The task: The full listing below should be copied verbatim.

Information provided:
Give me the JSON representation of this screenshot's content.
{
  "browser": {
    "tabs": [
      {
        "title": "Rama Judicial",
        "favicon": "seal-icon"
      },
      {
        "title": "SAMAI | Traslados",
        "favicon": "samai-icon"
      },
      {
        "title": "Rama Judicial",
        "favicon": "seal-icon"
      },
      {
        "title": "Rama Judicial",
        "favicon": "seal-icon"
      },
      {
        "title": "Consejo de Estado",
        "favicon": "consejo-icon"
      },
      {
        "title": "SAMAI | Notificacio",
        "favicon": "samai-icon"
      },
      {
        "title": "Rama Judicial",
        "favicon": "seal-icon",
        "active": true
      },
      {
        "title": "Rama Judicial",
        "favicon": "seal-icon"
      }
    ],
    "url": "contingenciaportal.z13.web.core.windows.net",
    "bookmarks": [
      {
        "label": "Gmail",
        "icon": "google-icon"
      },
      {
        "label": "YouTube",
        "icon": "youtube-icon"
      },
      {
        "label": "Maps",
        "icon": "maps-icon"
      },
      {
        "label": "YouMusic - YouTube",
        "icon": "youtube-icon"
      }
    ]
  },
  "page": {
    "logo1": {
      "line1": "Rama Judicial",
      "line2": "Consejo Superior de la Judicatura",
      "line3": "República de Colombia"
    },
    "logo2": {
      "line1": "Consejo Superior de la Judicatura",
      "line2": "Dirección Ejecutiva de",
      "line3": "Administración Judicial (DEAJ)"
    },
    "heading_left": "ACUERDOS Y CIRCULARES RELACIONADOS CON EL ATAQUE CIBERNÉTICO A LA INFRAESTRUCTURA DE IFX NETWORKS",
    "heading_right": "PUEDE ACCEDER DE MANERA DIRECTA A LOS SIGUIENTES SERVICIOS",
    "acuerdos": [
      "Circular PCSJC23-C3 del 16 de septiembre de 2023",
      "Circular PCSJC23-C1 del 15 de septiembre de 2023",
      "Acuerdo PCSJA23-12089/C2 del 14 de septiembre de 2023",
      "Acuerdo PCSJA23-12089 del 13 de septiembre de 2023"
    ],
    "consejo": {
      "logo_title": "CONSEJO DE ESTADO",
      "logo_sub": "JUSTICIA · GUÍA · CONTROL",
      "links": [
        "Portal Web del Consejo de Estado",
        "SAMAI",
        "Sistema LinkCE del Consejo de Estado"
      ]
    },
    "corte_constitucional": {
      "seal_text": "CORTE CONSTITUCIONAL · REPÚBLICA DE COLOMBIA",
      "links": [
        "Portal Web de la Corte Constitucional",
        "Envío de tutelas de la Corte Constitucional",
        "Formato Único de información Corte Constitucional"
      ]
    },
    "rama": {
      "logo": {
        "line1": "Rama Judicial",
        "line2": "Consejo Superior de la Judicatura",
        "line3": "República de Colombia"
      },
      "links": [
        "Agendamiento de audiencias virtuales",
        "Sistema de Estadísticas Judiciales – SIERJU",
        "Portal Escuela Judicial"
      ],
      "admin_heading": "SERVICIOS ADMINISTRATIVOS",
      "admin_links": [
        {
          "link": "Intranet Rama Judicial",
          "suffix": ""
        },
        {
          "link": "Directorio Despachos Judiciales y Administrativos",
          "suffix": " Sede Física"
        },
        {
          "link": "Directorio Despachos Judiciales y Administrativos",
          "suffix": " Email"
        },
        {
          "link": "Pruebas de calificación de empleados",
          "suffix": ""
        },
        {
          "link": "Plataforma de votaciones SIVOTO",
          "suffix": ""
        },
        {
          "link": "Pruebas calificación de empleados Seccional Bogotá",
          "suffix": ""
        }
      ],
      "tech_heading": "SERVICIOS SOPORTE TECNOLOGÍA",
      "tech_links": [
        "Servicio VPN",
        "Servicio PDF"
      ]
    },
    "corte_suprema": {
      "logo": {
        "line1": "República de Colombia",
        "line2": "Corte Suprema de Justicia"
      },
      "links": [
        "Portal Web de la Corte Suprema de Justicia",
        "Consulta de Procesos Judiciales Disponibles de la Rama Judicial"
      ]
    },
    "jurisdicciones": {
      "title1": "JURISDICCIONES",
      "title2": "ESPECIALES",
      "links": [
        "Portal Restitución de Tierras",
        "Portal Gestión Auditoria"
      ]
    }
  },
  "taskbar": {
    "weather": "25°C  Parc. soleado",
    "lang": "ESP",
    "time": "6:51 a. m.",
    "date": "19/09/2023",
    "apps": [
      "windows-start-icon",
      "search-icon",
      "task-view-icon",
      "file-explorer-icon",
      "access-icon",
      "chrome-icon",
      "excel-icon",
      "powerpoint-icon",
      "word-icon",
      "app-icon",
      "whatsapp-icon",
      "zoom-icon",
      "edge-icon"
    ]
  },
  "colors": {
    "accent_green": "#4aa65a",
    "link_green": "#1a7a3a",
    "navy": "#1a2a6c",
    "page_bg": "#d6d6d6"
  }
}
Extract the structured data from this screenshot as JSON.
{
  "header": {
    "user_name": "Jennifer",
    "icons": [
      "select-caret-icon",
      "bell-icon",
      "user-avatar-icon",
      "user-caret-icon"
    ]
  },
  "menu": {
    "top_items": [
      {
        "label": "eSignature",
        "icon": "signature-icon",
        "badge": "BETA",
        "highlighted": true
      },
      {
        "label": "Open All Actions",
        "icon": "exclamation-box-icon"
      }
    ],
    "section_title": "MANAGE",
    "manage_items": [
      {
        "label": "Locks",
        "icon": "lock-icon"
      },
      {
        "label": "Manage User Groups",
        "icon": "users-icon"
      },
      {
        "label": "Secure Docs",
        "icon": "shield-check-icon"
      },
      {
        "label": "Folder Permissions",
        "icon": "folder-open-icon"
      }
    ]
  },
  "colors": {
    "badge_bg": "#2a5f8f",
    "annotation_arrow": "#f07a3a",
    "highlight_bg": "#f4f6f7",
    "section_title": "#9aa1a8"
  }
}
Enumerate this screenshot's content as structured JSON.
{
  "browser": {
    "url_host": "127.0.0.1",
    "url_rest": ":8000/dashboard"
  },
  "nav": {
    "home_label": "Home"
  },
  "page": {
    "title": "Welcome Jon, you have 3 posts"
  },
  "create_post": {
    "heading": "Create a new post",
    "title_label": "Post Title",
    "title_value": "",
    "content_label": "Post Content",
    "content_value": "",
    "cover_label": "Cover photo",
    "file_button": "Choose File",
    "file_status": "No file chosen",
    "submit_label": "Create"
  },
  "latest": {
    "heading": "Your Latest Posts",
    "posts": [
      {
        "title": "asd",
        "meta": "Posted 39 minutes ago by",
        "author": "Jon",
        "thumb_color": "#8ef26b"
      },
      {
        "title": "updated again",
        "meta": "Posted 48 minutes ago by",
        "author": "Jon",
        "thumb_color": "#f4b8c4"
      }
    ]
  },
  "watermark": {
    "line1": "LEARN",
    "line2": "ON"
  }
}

Answer below:
Give me the JSON representation of this screenshot's content.
{
  "browser": {
    "tabs": [
      {
        "title": "Rama Judicial",
        "favicon": "seal-icon"
      },
      {
        "title": "SAMAI | Traslados",
        "favicon": "samai-icon"
      },
      {
        "title": "Rama Judicial",
        "favicon": "seal-icon"
      },
      {
        "title": "Rama Judicial",
        "favicon": "seal-icon"
      },
      {
        "title": "Consejo de Estado",
        "favicon": "consejo-icon"
      },
      {
        "title": "SAMAI | Notificacio",
        "favicon": "samai-icon"
      },
      {
        "title": "Rama Judicial",
        "favicon": "seal-icon",
        "active": true
      },
      {
        "title": "Rama Judicial",
        "favicon": "seal-icon"
      }
    ],
    "url": "contingenciaportal.z13.web.core.windows.net",
    "bookmarks": [
      {
        "label": "Gmail",
        "icon": "google-icon"
      },
      {
        "label": "YouTube",
        "icon": "youtube-icon"
      },
      {
        "label": "Maps",
        "icon": "maps-icon"
      },
      {
        "label": "YouMusic - YouTube",
        "icon": "youtube-icon"
      }
    ]
  },
  "page": {
    "logo1": {
      "line1": "Rama Judicial",
      "line2": "Consejo Superior de la Judicatura",
      "line3": "República de Colombia"
    },
    "logo2": {
      "line1": "Consejo Superior de la Judicatura",
      "line2": "Dirección Ejecutiva de",
      "line3": "Administración Judicial (DEAJ)"
    },
    "heading_left": "ACUERDOS Y CIRCULARES RELACIONADOS CON EL ATAQUE CIBERNÉTICO A LA INFRAESTRUCTURA DE IFX NETWORKS",
    "heading_right": "PUEDE ACCEDER DE MANERA DIRECTA A LOS SIGUIENTES SERVICIOS",
    "acuerdos": [
      "Circular PCSJC23-C3 del 16 de septiembre de 2023",
      "Circular PCSJC23-C1 del 15 de septiembre de 2023",
      "Acuerdo PCSJA23-12089/C2 del 14 de septiembre de 2023",
      "Acuerdo PCSJA23-12089 del 13 de septiembre de 2023"
    ],
    "consejo": {
      "logo_title": "CONSEJO DE ESTADO",
      "logo_sub": "JUSTICIA · GUÍA · CONTROL",
      "links": [
        "Portal Web del Consejo de Estado",
        "SAMAI",
        "Sistema LinkCE del Consejo de Estado"
      ]
    },
    "corte_constitucional": {
      "seal_text": "CORTE CONSTITUCIONAL · REPÚBLICA DE COLOMBIA",
      "links": [
        "Portal Web de la Corte Constitucional",
        "Envío de tutelas de la Corte Constitucional",
        "Formato Único de información Corte Constitucional"
      ]
    },
    "rama": {
      "logo": {
        "line1": "Rama Judicial",
        "line2": "Consejo Superior de la Judicatura",
        "line3": "República de Colombia"
      },
      "links": [
        "Agendamiento de audiencias virtuales",
        "Sistema de Estadísticas Judiciales – SIERJU",
        "Portal Escuela Judicial"
      ],
      "admin_heading": "SERVICIOS ADMINISTRATIVOS",
      "admin_links": [
        {
          "link": "Intranet Rama Judicial",
          "suffix": ""
        },
        {
          "link": "Directorio Despachos Judiciales y Administrativos",
          "suffix": " Sede Física"
        },
        {
          "link": "Directorio Despachos Judiciales y Administrativos",
          "suffix": " Email"
        },
        {
          "link": "Pruebas de calificación de empleados",
          "suffix": ""
        },
        {
          "link": "Plataforma de votaciones SIVOTO",
          "suffix": ""
        },
        {
          "link": "Pruebas calificación de empleados Seccional Bogotá",
          "suffix": ""
        }
      ],
      "tech_heading": "SERVICIOS SOPORTE TECNOLOGÍA",
      "tech_links": [
        "Servicio VPN",
        "Servicio PDF"
      ]
    },
    "corte_suprema": {
      "logo": {
        "line1": "República de Colombia",
        "line2": "Corte Suprema de Justicia"
      },
      "links": [
        "Portal Web de la Corte Suprema de Justicia",
        "Consulta de Procesos Judiciales Disponibles de la Rama Judicial"
      ]
    },
    "jurisdicciones": {
      "title1": "JURISDICCIONES",
      "title2": "ESPECIALES",
      "links": [
        "Portal Restitución de Tierras",
        "Portal Gestión Auditoria"
      ]
    }
  },
  "taskbar": {
    "weather": "25°C  Parc. soleado",
    "lang": "ESP",
    "time": "6:51 a. m.",
    "date": "19/09/2023",
    "apps": [
      "windows-start-icon",
      "search-icon",
      "task-view-icon",
      "file-explorer-icon",
      "access-icon",
      "chrome-icon",
      "excel-icon",
      "powerpoint-icon",
      "word-icon",
      "app-icon",
      "whatsapp-icon",
      "zoom-icon",
      "edge-icon"
    ]
  },
  "colors": {
    "accent_green": "#4aa65a",
    "link_green": "#1a7a3a",
    "navy": "#1a2a6c",
    "page_bg": "#d6d6d6"
  }
}
Extract the structured data from this screenshot as JSON.
{
  "header": {
    "user_name": "Jennifer",
    "icons": [
      "select-caret-icon",
      "bell-icon",
      "user-avatar-icon",
      "user-caret-icon"
    ]
  },
  "menu": {
    "top_items": [
      {
        "label": "eSignature",
        "icon": "signature-icon",
        "badge": "BETA",
        "highlighted": true
      },
      {
        "label": "Open All Actions",
        "icon": "exclamation-box-icon"
      }
    ],
    "section_title": "MANAGE",
    "manage_items": [
      {
        "label": "Locks",
        "icon": "lock-icon"
      },
      {
        "label": "Manage User Groups",
        "icon": "users-icon"
      },
      {
        "label": "Secure Docs",
        "icon": "shield-check-icon"
      },
      {
        "label": "Folder Permissions",
        "icon": "folder-open-icon"
      }
    ]
  },
  "colors": {
    "badge_bg": "#2a5f8f",
    "annotation_arrow": "#f07a3a",
    "highlight_bg": "#f4f6f7",
    "section_title": "#9aa1a8"
  }
}
Enumerate this screenshot's content as structured JSON.
{
  "browser": {
    "url_host": "127.0.0.1",
    "url_rest": ":8000/dashboard"
  },
  "nav": {
    "home_label": "Home"
  },
  "page": {
    "title": "Welcome Jon, you have 3 posts"
  },
  "create_post": {
    "heading": "Create a new post",
    "title_label": "Post Title",
    "title_value": "",
    "content_label": "Post Content",
    "content_value": "",
    "cover_label": "Cover photo",
    "file_button": "Choose File",
    "file_status": "No file chosen",
    "submit_label": "Create"
  },
  "latest": {
    "heading": "Your Latest Posts",
    "posts": [
      {
        "title": "asd",
        "meta": "Posted 39 minutes ago by",
        "author": "Jon",
        "thumb_color": "#8ef26b"
      },
      {
        "title": "updated again",
        "meta": "Posted 48 minutes ago by",
        "author": "Jon",
        "thumb_color": "#f4b8c4"
      }
    ]
  },
  "watermark": {
    "line1": "LEARN",
    "line2": "ON"
  }
}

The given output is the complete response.